A £1 MILLION drive to improve patients’ access to GPs has been unveiled by health secretary Alex Neil.
The current 48-hour target “can be an issue” and some people were unable to get prompt appointments, he told MSPs at Holyrood yesterday.
A wider review of the health service will be undertaken and backed by £1m to test different models of primary care.
He also outlined his ambition for a new Scottish GPs’ contract to improve overall care.
“I am asking my officials to work with the British Medical Association [BMA] to undertake a review of access across all GP practices in Scotland to develop an action plan to address issues that arise from that review,” Mr Neil said.
“But this is just the first stage. My clear ambition is for a new Scottish GP contract so that GPs get the time to do what they really need and want to do, which is work with individuals to ensure that their medical care is right for them, for their family and carers and for their local environment.”
Dr Alan McDevitt, chairman of the BMA’s Scottish general practitioners committee, said additional resources were needed to meet the government’s ambitions.
“General practice is facing immediate pressures: a rising population and growing list sizes, increased complexity of care and an ageing population,” he said in a statement following Mr Neil’s announcement to parliament.
“However, at the same time, general practice is working at maximum capacity, workload is rising and funding is falling.
“These are difficult challenges and I am pleased that the Scottish Government is working with us to try to identify solutions that could improve access without compromising quality or safety of care.
“Without additional resources to increase the capacity of general practice, it will be almost impossible to achieve the Government’s vision for the NHS in Scotland.
“We welcome the Cabinet secretary’s commitment today to reduce bureaucracy for GPs in order to allow them to spend more time with their patients and I hope that we can take forward discussions to make this commitment a reality for GPs in Scotland.”
Labour MSP Neil Findlay broadly welcomed the Scottish Government’s intention and asked for a focus on appointment systems.
“In some practices, people have to go in and take a ticket as though they are buying some sausages from the butcher’s, and sit there all day holding their ticket until they’re called,” he said.
“I think we have to move on from that in this day and age.”

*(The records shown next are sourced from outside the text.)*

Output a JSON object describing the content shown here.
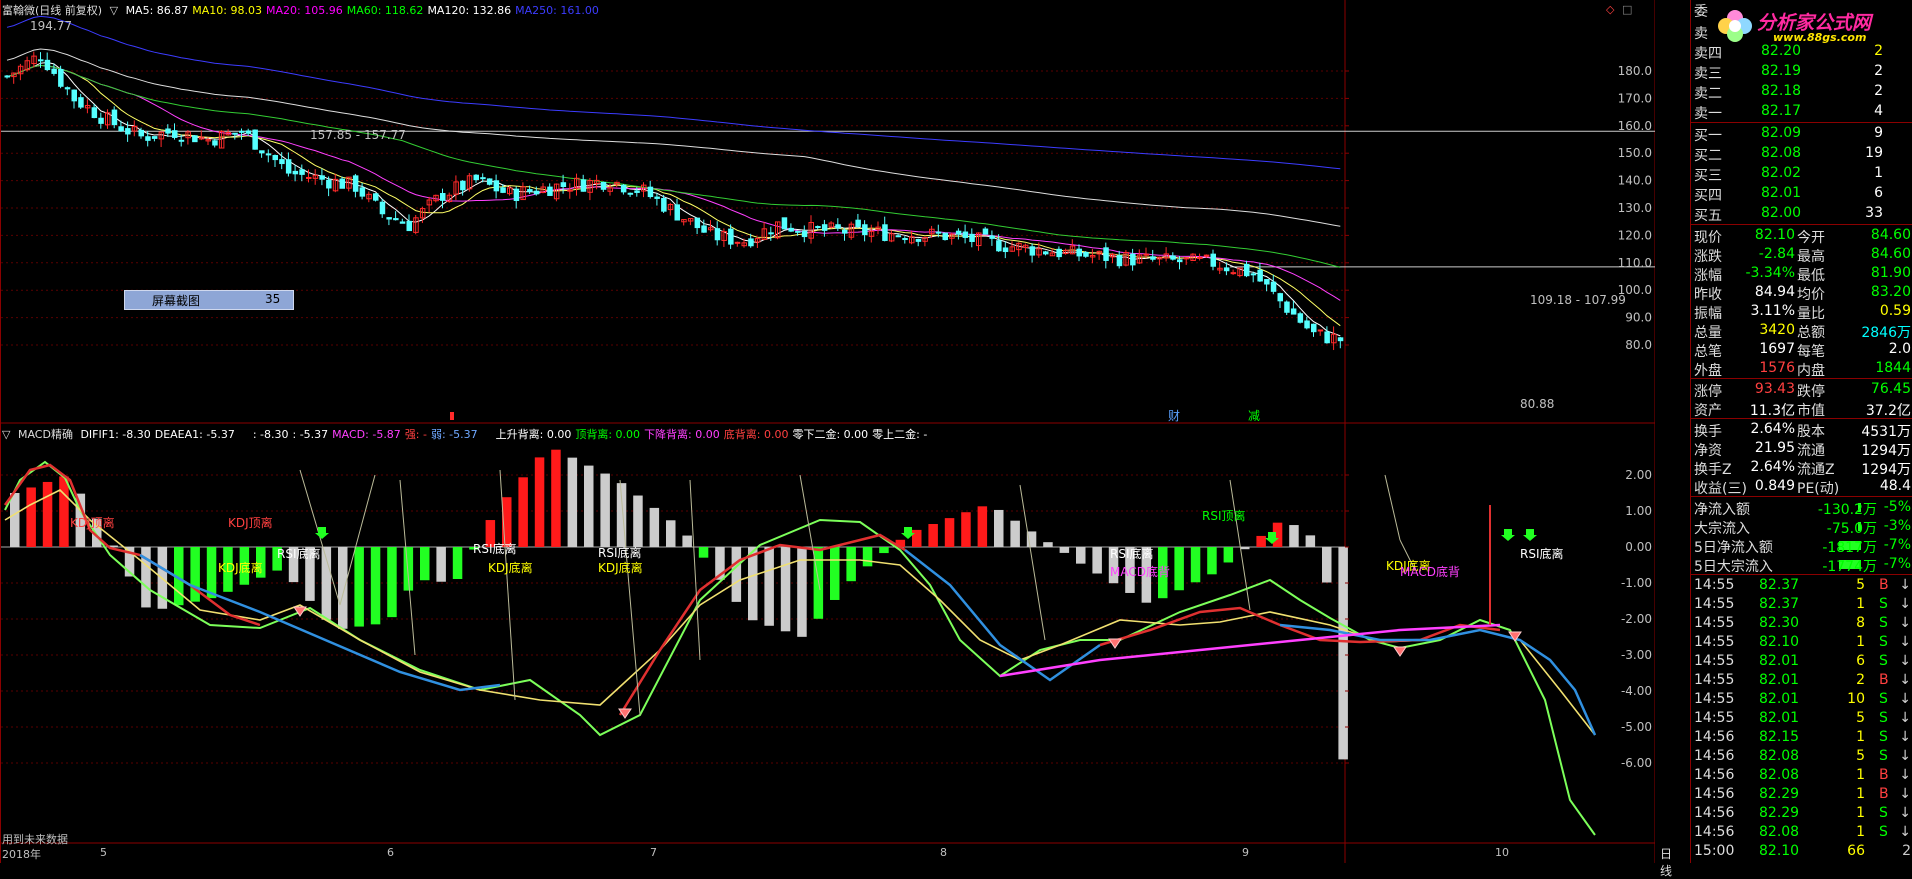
{
  "main_header": {
    "title": "富翰微(日线 前复权)",
    "ma_labels": [
      {
        "text": "MA5: 86.87",
        "color": "#ffffff"
      },
      {
        "text": "MA10: 98.03",
        "color": "#ffff00"
      },
      {
        "text": "MA20: 105.96",
        "color": "#ff00ff"
      },
      {
        "text": "MA60: 118.62",
        "color": "#00ff00"
      },
      {
        "text": "MA120: 132.86",
        "color": "#ffffff"
      },
      {
        "text": "MA250: 161.00",
        "color": "#3c3cff"
      }
    ]
  },
  "price_axis": [
    "180.0",
    "170.0",
    "160.0",
    "150.0",
    "140.0",
    "130.0",
    "120.0",
    "110.0",
    "100.0",
    "90.0",
    "80.0"
  ],
  "price_annotations": {
    "high": "194.77",
    "level1": "157.85 - 157.77",
    "level2": "109.18 - 107.99",
    "low": "80.88"
  },
  "event_markers": [
    {
      "text": "财",
      "color": "#5aa0ff"
    },
    {
      "text": "减",
      "color": "#00ff00"
    }
  ],
  "screenshot_badge": {
    "label": "屏幕截图",
    "value": "35"
  },
  "macd_header": {
    "title": "MACD精确",
    "items": [
      {
        "text": "DIFIF1: -8.30",
        "color": "#ffffff"
      },
      {
        "text": "DEAEA1: -5.37",
        "color": "#ffffff"
      },
      {
        "text": ": -8.30",
        "color": "#ffffff"
      },
      {
        "text": ": -5.37",
        "color": "#ffffff"
      },
      {
        "text": "MACD: -5.87",
        "color": "#ff40ff"
      },
      {
        "text": "强: -",
        "color": "#ff4040"
      },
      {
        "text": "弱: -5.37",
        "color": "#6fa8ff"
      },
      {
        "text": "上升背离: 0.00",
        "color": "#ffffff"
      },
      {
        "text": "顶背离: 0.00",
        "color": "#00ff00"
      },
      {
        "text": "下降背离: 0.00",
        "color": "#ff40ff"
      },
      {
        "text": "底背离: 0.00",
        "color": "#ff4040"
      },
      {
        "text": "零下二金: 0.00",
        "color": "#ffffff"
      },
      {
        "text": "零上二金: -",
        "color": "#ffffff"
      }
    ]
  },
  "macd_axis": [
    "2.00",
    "1.00",
    "0.00",
    "-1.00",
    "-2.00",
    "-3.00",
    "-4.00",
    "-5.00",
    "-6.00"
  ],
  "macd_annotations": [
    {
      "text": "KDJ顶离",
      "color": "#ff4040"
    },
    {
      "text": "KDJ顶离",
      "color": "#ff4040"
    },
    {
      "text": "KDJ底离",
      "color": "#ffff00"
    },
    {
      "text": "RSI底离",
      "color": "#ffffff"
    },
    {
      "text": "RSI底离",
      "color": "#ffffff"
    },
    {
      "text": "KDJ底离",
      "color": "#ffff00"
    },
    {
      "text": "RSI底离",
      "color": "#ffffff"
    },
    {
      "text": "KDJ底离",
      "color": "#ffff00"
    },
    {
      "text": "RSI顶离",
      "color": "#00ff00"
    },
    {
      "text": "RSI底离",
      "color": "#ffffff"
    },
    {
      "text": "MACD底背",
      "color": "#ff40ff"
    },
    {
      "text": "KDJ底离",
      "color": "#ffff00"
    },
    {
      "text": "MACD底背",
      "color": "#ff40ff"
    },
    {
      "text": "RSI底离",
      "color": "#ffffff"
    }
  ],
  "footer_note": "用到未来数据",
  "x_axis": {
    "labels": [
      "2018年",
      "5",
      "6",
      "7",
      "8",
      "9",
      "10"
    ],
    "period": "日线"
  },
  "quote": {
    "sell_header": "委",
    "sell_partial": [
      {
        "label": "卖",
        "price": "",
        "vol": ""
      },
      {
        "label": "卖四",
        "price": "82.20",
        "vol": "2"
      }
    ],
    "sell": [
      {
        "label": "卖三",
        "price": "82.19",
        "vol": "2"
      },
      {
        "label": "卖二",
        "price": "82.18",
        "vol": "2"
      },
      {
        "label": "卖一",
        "price": "82.17",
        "vol": "4"
      }
    ],
    "buy": [
      {
        "label": "买一",
        "price": "82.09",
        "vol": "9"
      },
      {
        "label": "买二",
        "price": "82.08",
        "vol": "19"
      },
      {
        "label": "买三",
        "price": "82.02",
        "vol": "1"
      },
      {
        "label": "买四",
        "price": "82.01",
        "vol": "6"
      },
      {
        "label": "买五",
        "price": "82.00",
        "vol": "33"
      }
    ],
    "stats": [
      {
        "l1": "现价",
        "v1": "82.10",
        "c1": "#00ff00",
        "l2": "今开",
        "v2": "84.60",
        "c2": "#00ff00"
      },
      {
        "l1": "涨跌",
        "v1": "-2.84",
        "c1": "#00ff00",
        "l2": "最高",
        "v2": "84.60",
        "c2": "#00ff00"
      },
      {
        "l1": "涨幅",
        "v1": "-3.34%",
        "c1": "#00ff00",
        "l2": "最低",
        "v2": "81.90",
        "c2": "#00ff00"
      },
      {
        "l1": "昨收",
        "v1": "84.94",
        "c1": "#ffffff",
        "l2": "均价",
        "v2": "83.20",
        "c2": "#00ff00"
      },
      {
        "l1": "振幅",
        "v1": "3.11%",
        "c1": "#ffffff",
        "l2": "量比",
        "v2": "0.59",
        "c2": "#ffff00"
      },
      {
        "l1": "总量",
        "v1": "3420",
        "c1": "#ffff00",
        "l2": "总额",
        "v2": "2846万",
        "c2": "#00ffff"
      },
      {
        "l1": "总笔",
        "v1": "1697",
        "c1": "#ffffff",
        "l2": "每笔",
        "v2": "2.0",
        "c2": "#ffffff"
      },
      {
        "l1": "外盘",
        "v1": "1576",
        "c1": "#ff4040",
        "l2": "内盘",
        "v2": "1844",
        "c2": "#00ff00"
      }
    ],
    "limits": [
      {
        "l1": "涨停",
        "v1": "93.43",
        "c1": "#ff4040",
        "l2": "跌停",
        "v2": "76.45",
        "c2": "#00ff00"
      },
      {
        "l1": "资产",
        "v1": "11.3亿",
        "c1": "#ffffff",
        "l2": "市值",
        "v2": "37.2亿",
        "c2": "#ffffff"
      }
    ],
    "finance": [
      {
        "l1": "换手",
        "v1": "2.64%",
        "l2": "股本",
        "v2": "4531万"
      },
      {
        "l1": "净资",
        "v1": "21.95",
        "l2": "流通",
        "v2": "1294万"
      },
      {
        "l1": "换手Z",
        "v1": "2.64%",
        "l2": "流通Z",
        "v2": "1294万"
      },
      {
        "l1": "收益(三)",
        "v1": "0.849",
        "l2": "PE(动)",
        "v2": "48.4"
      }
    ],
    "flows": [
      {
        "label": "净流入额",
        "val": "-130.2万",
        "pct": "-5%"
      },
      {
        "label": "大宗流入",
        "val": "-75.0万",
        "pct": "-3%"
      },
      {
        "label": "5日净流入额",
        "val": "-1817万",
        "pct": "-7%"
      },
      {
        "label": "5日大宗流入",
        "val": "-1774万",
        "pct": "-7%"
      }
    ],
    "ticks": [
      {
        "time": "14:55",
        "price": "82.37",
        "vol": "5",
        "side": "B"
      },
      {
        "time": "14:55",
        "price": "82.37",
        "vol": "1",
        "side": "S"
      },
      {
        "time": "14:55",
        "price": "82.30",
        "vol": "8",
        "side": "S"
      },
      {
        "time": "14:55",
        "price": "82.10",
        "vol": "1",
        "side": "S"
      },
      {
        "time": "14:55",
        "price": "82.01",
        "vol": "6",
        "side": "S"
      },
      {
        "time": "14:55",
        "price": "82.01",
        "vol": "2",
        "side": "B"
      },
      {
        "time": "14:55",
        "price": "82.01",
        "vol": "10",
        "side": "S"
      },
      {
        "time": "14:55",
        "price": "82.01",
        "vol": "5",
        "side": "S"
      },
      {
        "time": "14:56",
        "price": "82.15",
        "vol": "1",
        "side": "S"
      },
      {
        "time": "14:56",
        "price": "82.08",
        "vol": "5",
        "side": "S"
      },
      {
        "time": "14:56",
        "price": "82.08",
        "vol": "1",
        "side": "B"
      },
      {
        "time": "14:56",
        "price": "82.29",
        "vol": "1",
        "side": "B"
      },
      {
        "time": "14:56",
        "price": "82.29",
        "vol": "1",
        "side": "S"
      },
      {
        "time": "14:56",
        "price": "82.08",
        "vol": "1",
        "side": "S"
      },
      {
        "time": "15:00",
        "price": "82.10",
        "vol": "66",
        "side": ""
      }
    ],
    "partial_last_row": "2"
  },
  "logo": {
    "text": "分析家公式网",
    "url": "www.88gs.com"
  },
  "colors": {
    "up": "#ff2a2a",
    "down": "#55ffff",
    "grid": "#8b0000"
  }
}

Conservative MSP Dr Nanette Milne, a former hospital anaesthetist, also raised concerns about people’s access to GPs.
Dr Milne said she was pleased the health secretary was taking the issue seriously by looking at what could be done to improve accessibility.
“I am very concerned, and this is a personal concern, that many practices now close down at lunchtime on Wednesdays so they can concentrate on staff training, and for several days at a time over public holidays such as Christmas and New Year,” she said.
GP training was previously carried out after hours and staff shared holiday duties on a rota basis, Dr Milne told MSPs.
“While I think NHS 24 by and large cover these periods well, the new system has certainly not improved patients’ accessibility to their GPs,” she said.